In the past few months, there have been three events that have made me question the sanity of the crypto markets.
In each case, news came out of major flaws in a project’s governance or business model. And the market did… nothing. The valuation of these projects remained totally unchanged or even increased, signaling to me that there is a significant disconnect between reality and crypto market prices.
Thankfully, Crypto Law Insider is not an investment guide. We do not profess to advise on which tokens to buy or sell.
But that doesn’t mean that we don’t keep a close eye on what’s happening and notice when absurdity rocks the markets.
To make sure that you don’t get blindsided when playing in the crypto markets, read on to get a better sense of the challenges you face…
Tether’s Serious Valuation Issue & Governance
Two months ago, New York State regulators dragged Tether to court for misleading investors about its reserves.

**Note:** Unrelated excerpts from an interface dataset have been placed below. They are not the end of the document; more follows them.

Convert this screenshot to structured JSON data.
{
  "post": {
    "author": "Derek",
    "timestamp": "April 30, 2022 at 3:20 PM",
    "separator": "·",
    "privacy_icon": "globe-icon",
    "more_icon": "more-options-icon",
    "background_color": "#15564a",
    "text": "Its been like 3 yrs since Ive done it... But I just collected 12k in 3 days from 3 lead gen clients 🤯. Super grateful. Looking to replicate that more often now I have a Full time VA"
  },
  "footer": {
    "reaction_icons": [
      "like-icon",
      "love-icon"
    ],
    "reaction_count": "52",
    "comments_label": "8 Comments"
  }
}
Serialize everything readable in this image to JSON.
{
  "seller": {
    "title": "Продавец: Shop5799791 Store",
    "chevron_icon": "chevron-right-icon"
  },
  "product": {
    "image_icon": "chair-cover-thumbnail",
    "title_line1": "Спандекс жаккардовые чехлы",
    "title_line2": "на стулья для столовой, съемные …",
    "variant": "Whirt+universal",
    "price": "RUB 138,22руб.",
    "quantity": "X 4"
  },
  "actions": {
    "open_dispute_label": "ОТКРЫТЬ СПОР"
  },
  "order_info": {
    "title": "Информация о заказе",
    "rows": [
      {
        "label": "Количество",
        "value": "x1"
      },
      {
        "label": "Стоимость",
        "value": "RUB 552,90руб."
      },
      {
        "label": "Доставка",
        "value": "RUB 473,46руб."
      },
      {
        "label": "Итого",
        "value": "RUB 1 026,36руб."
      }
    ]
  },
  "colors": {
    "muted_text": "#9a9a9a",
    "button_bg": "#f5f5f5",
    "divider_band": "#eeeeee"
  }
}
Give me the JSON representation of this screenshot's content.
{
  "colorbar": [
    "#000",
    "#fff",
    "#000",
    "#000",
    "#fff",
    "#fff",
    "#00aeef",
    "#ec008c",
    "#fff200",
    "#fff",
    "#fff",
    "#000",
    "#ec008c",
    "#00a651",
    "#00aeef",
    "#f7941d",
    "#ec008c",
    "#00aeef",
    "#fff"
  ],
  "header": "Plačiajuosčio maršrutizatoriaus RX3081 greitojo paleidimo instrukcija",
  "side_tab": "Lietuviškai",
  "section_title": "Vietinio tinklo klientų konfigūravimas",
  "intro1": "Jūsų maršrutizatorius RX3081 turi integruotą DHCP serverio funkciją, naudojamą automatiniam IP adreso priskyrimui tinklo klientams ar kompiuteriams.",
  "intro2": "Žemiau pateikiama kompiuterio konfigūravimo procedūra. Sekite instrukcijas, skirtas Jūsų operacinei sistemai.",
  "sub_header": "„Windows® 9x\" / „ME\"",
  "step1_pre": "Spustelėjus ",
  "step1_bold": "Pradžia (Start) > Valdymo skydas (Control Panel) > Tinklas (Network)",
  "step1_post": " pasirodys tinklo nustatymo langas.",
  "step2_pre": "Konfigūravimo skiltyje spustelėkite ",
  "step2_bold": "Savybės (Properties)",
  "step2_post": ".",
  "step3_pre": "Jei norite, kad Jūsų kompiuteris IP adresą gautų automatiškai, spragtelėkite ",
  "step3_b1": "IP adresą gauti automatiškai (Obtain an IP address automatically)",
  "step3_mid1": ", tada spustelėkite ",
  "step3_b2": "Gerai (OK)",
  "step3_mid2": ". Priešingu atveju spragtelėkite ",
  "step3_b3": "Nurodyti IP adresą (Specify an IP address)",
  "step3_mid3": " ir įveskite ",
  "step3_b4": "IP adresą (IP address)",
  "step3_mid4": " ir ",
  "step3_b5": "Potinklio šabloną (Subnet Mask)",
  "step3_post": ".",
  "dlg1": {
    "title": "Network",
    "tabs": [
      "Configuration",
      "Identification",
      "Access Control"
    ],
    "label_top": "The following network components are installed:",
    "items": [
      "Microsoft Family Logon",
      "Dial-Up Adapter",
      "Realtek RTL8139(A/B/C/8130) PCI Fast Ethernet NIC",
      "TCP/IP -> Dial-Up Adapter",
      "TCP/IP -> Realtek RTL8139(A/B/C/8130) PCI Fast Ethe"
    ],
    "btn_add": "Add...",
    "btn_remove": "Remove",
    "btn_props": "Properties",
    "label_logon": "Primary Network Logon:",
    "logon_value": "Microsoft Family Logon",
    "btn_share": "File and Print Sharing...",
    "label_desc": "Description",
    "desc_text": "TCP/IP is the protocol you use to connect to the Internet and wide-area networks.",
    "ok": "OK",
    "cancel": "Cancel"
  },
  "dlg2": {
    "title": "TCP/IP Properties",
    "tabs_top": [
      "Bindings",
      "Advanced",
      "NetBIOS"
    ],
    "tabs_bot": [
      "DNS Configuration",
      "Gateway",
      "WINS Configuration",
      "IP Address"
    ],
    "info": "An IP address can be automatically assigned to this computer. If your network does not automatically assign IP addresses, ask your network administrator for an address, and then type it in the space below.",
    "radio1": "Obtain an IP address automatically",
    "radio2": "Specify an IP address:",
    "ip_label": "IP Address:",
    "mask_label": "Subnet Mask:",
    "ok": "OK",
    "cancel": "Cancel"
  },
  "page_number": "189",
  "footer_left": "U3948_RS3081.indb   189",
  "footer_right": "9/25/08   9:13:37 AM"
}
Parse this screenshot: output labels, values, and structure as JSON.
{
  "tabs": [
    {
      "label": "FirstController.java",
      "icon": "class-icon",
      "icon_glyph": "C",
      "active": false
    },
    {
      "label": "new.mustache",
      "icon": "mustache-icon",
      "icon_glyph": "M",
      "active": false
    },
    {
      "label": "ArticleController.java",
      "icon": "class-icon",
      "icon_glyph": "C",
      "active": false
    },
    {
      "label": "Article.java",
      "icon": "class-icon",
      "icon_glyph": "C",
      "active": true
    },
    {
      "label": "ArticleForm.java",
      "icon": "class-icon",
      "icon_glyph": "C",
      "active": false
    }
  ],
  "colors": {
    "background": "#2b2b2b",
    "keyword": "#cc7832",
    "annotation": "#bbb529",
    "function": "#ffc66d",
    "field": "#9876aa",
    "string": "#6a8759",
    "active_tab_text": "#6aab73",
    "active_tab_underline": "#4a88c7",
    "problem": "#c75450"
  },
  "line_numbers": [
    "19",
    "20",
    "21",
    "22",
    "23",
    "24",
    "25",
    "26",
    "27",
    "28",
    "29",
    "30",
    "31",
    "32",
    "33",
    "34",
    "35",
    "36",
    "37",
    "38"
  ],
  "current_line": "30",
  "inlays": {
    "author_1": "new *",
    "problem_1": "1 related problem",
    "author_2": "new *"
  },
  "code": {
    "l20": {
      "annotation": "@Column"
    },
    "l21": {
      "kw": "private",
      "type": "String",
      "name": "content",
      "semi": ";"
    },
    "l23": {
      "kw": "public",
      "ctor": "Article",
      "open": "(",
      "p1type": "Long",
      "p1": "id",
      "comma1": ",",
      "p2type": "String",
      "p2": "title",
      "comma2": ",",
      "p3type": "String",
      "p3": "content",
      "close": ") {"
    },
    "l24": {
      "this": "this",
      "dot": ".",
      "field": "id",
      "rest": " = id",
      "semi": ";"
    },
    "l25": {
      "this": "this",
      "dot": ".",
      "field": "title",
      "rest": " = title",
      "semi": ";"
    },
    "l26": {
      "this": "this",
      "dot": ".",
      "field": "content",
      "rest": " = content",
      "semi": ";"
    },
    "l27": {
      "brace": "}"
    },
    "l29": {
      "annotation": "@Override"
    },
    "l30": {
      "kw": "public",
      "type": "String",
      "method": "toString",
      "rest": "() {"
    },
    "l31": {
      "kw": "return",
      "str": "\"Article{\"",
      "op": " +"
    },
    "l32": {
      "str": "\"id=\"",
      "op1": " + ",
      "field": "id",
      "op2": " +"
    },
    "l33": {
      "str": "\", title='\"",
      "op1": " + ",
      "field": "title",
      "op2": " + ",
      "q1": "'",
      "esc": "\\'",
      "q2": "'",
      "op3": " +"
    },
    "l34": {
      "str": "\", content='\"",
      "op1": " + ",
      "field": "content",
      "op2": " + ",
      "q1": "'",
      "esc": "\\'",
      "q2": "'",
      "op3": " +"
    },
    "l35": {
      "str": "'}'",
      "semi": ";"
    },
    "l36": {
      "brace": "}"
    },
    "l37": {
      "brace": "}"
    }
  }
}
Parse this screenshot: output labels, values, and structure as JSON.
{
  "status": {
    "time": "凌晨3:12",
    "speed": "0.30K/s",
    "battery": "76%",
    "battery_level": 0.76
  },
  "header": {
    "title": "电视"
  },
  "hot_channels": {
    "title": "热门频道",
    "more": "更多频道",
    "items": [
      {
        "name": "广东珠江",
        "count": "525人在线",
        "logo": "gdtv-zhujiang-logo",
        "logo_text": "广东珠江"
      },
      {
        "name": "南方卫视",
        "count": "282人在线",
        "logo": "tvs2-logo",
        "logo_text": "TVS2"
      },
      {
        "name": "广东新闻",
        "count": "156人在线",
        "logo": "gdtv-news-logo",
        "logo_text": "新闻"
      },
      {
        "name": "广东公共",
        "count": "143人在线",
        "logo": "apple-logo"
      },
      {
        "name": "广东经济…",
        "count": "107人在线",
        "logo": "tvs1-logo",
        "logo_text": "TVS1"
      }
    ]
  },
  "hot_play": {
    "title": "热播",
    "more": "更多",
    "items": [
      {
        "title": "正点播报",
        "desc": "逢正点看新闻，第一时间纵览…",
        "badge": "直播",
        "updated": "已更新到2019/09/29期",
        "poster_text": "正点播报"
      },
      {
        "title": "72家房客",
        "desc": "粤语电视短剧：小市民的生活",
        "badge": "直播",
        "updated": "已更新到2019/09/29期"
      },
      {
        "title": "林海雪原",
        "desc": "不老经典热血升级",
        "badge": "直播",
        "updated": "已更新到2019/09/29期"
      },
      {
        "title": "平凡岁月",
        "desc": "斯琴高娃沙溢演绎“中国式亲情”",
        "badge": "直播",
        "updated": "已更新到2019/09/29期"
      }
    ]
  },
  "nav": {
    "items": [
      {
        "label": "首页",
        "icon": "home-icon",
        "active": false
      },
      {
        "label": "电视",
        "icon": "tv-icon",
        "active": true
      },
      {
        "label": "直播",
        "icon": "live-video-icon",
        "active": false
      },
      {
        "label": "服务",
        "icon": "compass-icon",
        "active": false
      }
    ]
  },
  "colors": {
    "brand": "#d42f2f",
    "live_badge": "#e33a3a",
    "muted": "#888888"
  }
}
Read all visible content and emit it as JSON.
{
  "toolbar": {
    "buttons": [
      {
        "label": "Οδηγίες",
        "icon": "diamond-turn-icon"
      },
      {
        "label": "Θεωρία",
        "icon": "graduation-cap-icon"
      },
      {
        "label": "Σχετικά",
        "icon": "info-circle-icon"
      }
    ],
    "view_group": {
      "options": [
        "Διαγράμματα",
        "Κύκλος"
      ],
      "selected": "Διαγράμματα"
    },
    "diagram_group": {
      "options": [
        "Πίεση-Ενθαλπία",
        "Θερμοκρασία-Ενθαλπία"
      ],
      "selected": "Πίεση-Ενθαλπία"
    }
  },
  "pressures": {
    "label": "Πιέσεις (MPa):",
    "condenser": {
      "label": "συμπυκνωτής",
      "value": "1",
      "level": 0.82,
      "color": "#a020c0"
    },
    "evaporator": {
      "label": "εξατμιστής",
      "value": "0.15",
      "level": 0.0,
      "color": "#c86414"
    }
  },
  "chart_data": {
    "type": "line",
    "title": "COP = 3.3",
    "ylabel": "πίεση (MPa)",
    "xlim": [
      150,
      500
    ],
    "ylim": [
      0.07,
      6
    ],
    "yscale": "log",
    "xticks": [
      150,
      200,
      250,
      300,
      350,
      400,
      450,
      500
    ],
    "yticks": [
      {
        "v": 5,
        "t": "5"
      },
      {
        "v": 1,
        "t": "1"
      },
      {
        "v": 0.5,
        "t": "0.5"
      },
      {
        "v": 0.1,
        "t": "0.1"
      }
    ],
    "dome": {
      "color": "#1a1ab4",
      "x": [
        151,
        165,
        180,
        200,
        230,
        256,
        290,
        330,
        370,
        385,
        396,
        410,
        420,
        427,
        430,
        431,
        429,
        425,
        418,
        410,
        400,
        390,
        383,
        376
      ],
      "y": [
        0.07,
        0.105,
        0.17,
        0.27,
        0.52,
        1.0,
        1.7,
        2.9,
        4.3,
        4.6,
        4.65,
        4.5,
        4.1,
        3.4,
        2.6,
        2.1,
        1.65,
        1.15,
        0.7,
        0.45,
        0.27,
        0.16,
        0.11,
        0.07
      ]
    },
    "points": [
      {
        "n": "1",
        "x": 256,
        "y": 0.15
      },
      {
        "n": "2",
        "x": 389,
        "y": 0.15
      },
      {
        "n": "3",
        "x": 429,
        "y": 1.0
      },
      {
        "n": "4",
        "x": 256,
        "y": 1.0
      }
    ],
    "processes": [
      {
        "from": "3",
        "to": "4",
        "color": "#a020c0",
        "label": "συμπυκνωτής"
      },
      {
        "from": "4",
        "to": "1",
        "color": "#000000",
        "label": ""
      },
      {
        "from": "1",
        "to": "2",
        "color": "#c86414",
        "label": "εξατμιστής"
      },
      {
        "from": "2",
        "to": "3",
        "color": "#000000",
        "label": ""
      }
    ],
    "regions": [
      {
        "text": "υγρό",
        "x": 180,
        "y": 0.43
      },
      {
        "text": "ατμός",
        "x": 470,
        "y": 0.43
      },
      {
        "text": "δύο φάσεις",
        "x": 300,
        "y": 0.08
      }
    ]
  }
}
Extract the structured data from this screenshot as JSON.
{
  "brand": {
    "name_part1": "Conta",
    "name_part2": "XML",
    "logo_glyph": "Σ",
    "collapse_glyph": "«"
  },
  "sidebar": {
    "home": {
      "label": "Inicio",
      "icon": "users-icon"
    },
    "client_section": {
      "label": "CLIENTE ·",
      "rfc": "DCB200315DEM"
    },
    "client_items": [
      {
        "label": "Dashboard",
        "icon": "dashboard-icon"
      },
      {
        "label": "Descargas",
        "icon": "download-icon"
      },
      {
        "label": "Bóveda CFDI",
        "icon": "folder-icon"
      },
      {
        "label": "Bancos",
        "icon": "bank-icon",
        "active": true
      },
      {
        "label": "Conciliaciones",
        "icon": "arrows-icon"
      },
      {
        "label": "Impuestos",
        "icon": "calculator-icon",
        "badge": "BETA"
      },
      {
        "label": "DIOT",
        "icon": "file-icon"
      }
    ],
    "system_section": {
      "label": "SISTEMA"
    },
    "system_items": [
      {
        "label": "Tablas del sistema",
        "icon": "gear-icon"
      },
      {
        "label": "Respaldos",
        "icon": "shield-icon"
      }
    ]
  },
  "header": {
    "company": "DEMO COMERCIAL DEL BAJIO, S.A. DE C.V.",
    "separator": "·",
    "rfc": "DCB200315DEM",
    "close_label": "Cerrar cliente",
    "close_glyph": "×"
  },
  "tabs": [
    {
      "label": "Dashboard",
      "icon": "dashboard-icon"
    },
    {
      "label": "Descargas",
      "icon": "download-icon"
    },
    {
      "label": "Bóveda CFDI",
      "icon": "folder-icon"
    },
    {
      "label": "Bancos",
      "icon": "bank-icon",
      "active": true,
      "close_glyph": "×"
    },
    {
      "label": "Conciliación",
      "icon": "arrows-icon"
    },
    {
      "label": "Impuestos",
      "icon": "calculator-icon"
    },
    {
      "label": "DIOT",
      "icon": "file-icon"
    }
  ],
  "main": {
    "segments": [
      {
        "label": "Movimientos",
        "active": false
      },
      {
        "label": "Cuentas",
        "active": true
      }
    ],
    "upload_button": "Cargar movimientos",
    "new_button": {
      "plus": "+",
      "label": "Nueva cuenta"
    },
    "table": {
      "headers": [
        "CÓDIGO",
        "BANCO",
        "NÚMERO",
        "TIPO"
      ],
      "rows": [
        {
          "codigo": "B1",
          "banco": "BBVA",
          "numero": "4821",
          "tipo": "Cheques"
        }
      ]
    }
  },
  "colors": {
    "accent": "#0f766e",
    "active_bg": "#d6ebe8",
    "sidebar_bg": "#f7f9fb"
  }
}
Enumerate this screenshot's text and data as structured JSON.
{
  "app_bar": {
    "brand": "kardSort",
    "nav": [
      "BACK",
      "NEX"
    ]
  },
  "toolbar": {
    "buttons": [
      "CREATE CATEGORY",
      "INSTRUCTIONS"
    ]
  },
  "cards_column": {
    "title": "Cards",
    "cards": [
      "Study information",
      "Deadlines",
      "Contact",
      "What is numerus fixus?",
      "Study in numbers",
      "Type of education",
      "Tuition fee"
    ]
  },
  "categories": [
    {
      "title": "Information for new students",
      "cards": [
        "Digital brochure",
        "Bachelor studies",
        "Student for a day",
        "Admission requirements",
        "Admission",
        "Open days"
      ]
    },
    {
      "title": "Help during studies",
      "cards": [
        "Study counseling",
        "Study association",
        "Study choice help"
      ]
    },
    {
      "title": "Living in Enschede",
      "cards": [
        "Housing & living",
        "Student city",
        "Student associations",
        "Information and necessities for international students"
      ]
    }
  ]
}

Finally, Tether had to come clean that it only had 75 cents to back every Tether Coin. Though they promised users a 1:1 USD stablecoin valuation.
The point of a stablecoin is to bridge the gap between crypto and fiat currency by pegging the two at a fixed price.
This peg makes asset-backed coins attractive to buyers by reducing the potential for wild highs and lows in their value. In theory, it also makes them more user-friendly for everyone from a bank to your corner grocer.
Why? Because they can trust it.
But for a stablecoin to deliver on that promise, it must be solidly backed by its reserve asset. Without this, significant fluctuation in the asset’s value could undermine the peg.
And the currency could come crashing down overnight.
So you would think that when people found out about Tether’s insufficient reserves that the price would tank, right?
It didn’t. Even in the face of irrefutable evidence that Tether is no longer a stablecoin, the coin is still trading at $1.00. The same as if it were backed 1:1.
Komodo’s Broken Wallet
Immediately, the project’s leadership leaped to protect its users from a potential hack. And took it upon itself to go into user wallets and take some of their funds for ‘safekeeping’.
This was no small sum, amounting to an estimated $11.84 million in KMD and $750,000 in BTC.
Now the project’s leadership is still struggling to figure out how to return the funds that it took. This will be a difficult, time consuming and imperfect process.
Again, you would assume that after such an erosion of trust in its platform Komodo would see a drop in its valuation.
Yet, to the contrary, Komodo’s market price has risen.
ZCoin: Open for Inflation
Then there’s Zcoin.
ZCoin forged its own path and went to market offering its own ‘Zerocoin protocol’.
The Zerocoin protocol works by allowing people to burn their own coins and then spend an equivalent amount. This protects the user’s privacy as the new coins have no transaction history.
In April this year, it came out that there was a critical flaw in the Zerocoin protocol. This flaw enabled attackers to potentially mint an unlimited number of their own coins. In fact, they found that these fake coins already made up 1 percent of Zcoin’s circulating supply.
Worse yet, this wasn’t a vulnerability from a coding error that the developers could fix with a quick patch.
It was an inherent cryptographic flaw in one of the project’s original zero-knowledge proofs. This essentially rendered the privacy in transactions on the Zerocoin protocol worthless.
What was the leadership’s response to this serious vulnerability?
Although we believe that Zerocoin can be fixed given sufficient time, we have decided not to dedicate further resources to it. This is in line with our roadmap to transition away from Zerocoin to Sigma…
So for three months now, the Zerocoin protocol has been wide open to potential attacks.
Once again, after news like this, you would think that the price of ZCoin would have dropped.
Instead, like Komodo, ZCoin has risen from its mid-May 2019 low of $7.22 to hold steady between $11 and $12.
Note: ZCoin is releasing Sigma in two weeks, and we will have to wait and see how this new privacy protocol performs. Though given the project’s response to the vulnerability and their track record, I have my concerns.
What does this mean for Crypto Law Insiders?
How is it that even after finding major failures in governance, trust and technology in these projects– the market didn’t flinch?
I have no idea and truthfully nobody does.
As the late great John Maynard Keynes warned, “Markets can remain irrational longer than you can remain solvent.”
Crypto markets are irrational and it appears that investors simply don’t understand the risk of trading tokens on Tether, Komodo or ZCoin.
A stablecoin that’s not stable, a platform that’s not secure and a privacy coin that’s not private—these are huge flaws, and it’s only a matter of time before the market values them accordingly.